### WHAT IS EXPECTED
Retype every entry precisely and keep each line whole.

### EXCERPTED DATA
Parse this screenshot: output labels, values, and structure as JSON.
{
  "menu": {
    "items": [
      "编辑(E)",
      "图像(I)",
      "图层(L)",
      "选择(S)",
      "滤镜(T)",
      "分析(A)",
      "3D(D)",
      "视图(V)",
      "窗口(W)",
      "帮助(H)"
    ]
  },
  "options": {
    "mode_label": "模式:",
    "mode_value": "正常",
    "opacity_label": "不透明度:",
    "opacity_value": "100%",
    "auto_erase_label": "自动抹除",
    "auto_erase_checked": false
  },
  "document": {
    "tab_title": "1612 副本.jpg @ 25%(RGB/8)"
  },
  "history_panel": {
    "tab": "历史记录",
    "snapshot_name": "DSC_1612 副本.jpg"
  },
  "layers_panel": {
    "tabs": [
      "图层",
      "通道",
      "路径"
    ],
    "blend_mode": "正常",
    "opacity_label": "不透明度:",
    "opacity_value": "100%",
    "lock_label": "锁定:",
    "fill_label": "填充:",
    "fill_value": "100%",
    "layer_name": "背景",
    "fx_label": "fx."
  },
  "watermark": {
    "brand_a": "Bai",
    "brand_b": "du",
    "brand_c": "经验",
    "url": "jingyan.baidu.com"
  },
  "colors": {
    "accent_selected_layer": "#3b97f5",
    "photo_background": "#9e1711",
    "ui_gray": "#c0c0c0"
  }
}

### OUTPUT FOR THIS EXERCISE
Parse this screenshot: output labels, values, and structure as JSON.
{
  "menu": {
    "items": [
      "编辑(E)",
      "图像(I)",
      "图层(L)",
      "选择(S)",
      "滤镜(T)",
      "分析(A)",
      "3D(D)",
      "视图(V)",
      "窗口(W)",
      "帮助(H)"
    ]
  },
  "options": {
    "mode_label": "模式:",
    "mode_value": "正常",
    "opacity_label": "不透明度:",
    "opacity_value": "100%",
    "auto_erase_label": "自动抹除",
    "auto_erase_checked": false
  },
  "document": {
    "tab_title": "1612 副本.jpg @ 25%(RGB/8)"
  },
  "history_panel": {
    "tab": "历史记录",
    "snapshot_name": "DSC_1612 副本.jpg"
  },
  "layers_panel": {
    "tabs": [
      "图层",
      "通道",
      "路径"
    ],
    "blend_mode": "正常",
    "opacity_label": "不透明度:",
    "opacity_value": "100%",
    "lock_label": "锁定:",
    "fill_label": "填充:",
    "fill_value": "100%",
    "layer_name": "背景",
    "fx_label": "fx."
  },
  "watermark": {
    "brand_a": "Bai",
    "brand_b": "du",
    "brand_c": "经验",
    "url": "jingyan.baidu.com"
  },
  "colors": {
    "accent_selected_layer": "#3b97f5",
    "photo_background": "#9e1711",
    "ui_gray": "#c0c0c0"
  }
}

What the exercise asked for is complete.